» Your task:
What you return must be the lines of the data that hold the word "Phrase".

Dataset rows for apps and sites
--- START ---

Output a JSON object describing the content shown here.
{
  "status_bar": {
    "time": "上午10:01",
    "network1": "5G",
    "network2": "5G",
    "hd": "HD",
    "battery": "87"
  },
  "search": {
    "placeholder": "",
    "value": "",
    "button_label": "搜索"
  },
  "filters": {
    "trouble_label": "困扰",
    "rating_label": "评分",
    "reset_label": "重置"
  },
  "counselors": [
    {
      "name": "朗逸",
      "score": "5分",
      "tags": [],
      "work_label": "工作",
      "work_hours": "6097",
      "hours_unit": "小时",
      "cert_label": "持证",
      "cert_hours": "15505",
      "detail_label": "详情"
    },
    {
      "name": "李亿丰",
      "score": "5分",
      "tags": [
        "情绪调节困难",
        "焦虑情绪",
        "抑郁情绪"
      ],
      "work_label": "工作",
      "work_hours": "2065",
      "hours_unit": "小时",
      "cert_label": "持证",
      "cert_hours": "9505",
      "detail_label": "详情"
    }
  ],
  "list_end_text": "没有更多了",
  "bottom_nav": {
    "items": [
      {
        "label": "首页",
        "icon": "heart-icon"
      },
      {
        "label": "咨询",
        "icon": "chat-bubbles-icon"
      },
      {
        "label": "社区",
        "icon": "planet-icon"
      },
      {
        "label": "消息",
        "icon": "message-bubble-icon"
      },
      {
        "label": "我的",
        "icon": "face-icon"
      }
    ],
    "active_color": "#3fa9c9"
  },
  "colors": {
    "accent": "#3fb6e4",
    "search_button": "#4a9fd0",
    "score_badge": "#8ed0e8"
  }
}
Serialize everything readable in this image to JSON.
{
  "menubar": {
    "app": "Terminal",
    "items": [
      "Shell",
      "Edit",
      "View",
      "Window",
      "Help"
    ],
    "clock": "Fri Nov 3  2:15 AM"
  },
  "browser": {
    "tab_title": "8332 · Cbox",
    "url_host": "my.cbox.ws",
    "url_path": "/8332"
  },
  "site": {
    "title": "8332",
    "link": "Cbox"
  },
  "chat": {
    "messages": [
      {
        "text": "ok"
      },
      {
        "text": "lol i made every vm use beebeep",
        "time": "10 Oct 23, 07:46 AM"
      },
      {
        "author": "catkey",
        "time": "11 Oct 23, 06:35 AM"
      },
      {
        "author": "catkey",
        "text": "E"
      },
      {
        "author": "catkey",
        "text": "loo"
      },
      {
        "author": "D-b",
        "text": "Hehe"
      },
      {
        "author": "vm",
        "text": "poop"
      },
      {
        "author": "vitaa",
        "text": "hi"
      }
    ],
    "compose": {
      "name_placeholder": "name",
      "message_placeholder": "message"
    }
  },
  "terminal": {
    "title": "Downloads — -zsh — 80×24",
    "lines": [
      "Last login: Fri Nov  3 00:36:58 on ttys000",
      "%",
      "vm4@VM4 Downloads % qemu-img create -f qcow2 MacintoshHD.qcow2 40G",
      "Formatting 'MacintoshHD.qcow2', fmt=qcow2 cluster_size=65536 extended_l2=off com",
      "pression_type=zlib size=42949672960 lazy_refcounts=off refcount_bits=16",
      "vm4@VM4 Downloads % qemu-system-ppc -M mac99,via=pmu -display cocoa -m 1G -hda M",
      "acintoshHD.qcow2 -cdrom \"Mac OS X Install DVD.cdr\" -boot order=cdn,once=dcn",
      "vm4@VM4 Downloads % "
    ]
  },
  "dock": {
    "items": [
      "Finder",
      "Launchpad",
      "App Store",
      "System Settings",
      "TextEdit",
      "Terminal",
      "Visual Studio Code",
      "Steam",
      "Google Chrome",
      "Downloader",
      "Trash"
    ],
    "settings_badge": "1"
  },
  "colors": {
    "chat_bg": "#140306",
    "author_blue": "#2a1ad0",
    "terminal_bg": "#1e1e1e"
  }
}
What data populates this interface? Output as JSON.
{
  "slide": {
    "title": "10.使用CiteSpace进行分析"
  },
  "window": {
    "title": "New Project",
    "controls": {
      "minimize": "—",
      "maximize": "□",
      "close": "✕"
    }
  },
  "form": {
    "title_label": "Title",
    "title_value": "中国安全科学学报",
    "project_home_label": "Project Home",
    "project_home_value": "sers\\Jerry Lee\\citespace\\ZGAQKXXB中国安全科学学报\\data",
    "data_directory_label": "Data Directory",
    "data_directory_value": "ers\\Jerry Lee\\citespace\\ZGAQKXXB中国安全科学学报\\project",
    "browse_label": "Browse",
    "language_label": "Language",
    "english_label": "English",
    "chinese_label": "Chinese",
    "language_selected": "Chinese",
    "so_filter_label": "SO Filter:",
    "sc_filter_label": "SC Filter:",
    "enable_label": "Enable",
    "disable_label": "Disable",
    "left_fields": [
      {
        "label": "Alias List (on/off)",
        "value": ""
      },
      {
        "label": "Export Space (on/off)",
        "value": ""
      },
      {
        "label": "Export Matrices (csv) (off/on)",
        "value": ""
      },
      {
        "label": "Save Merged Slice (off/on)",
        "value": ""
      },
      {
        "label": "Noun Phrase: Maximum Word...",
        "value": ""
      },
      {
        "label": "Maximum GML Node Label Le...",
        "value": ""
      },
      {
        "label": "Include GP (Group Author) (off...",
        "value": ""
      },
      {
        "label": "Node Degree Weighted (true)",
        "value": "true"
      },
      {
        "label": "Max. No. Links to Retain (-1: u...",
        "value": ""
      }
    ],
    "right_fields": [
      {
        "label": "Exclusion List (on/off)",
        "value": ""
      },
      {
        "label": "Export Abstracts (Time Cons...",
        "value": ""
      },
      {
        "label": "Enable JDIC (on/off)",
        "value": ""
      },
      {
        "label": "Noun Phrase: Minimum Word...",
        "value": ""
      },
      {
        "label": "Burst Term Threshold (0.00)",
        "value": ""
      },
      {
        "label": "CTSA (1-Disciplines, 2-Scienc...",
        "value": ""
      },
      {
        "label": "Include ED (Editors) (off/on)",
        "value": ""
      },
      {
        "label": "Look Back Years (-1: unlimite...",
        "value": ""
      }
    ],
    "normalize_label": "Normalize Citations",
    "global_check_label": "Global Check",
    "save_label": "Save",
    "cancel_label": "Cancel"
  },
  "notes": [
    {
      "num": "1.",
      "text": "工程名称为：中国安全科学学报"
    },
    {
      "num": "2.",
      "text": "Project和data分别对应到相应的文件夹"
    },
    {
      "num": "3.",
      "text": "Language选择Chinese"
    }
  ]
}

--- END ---

» Output:
        "label": "Noun Phrase: Maximum Word...",
        "label": "Noun Phrase: Minimum Word...",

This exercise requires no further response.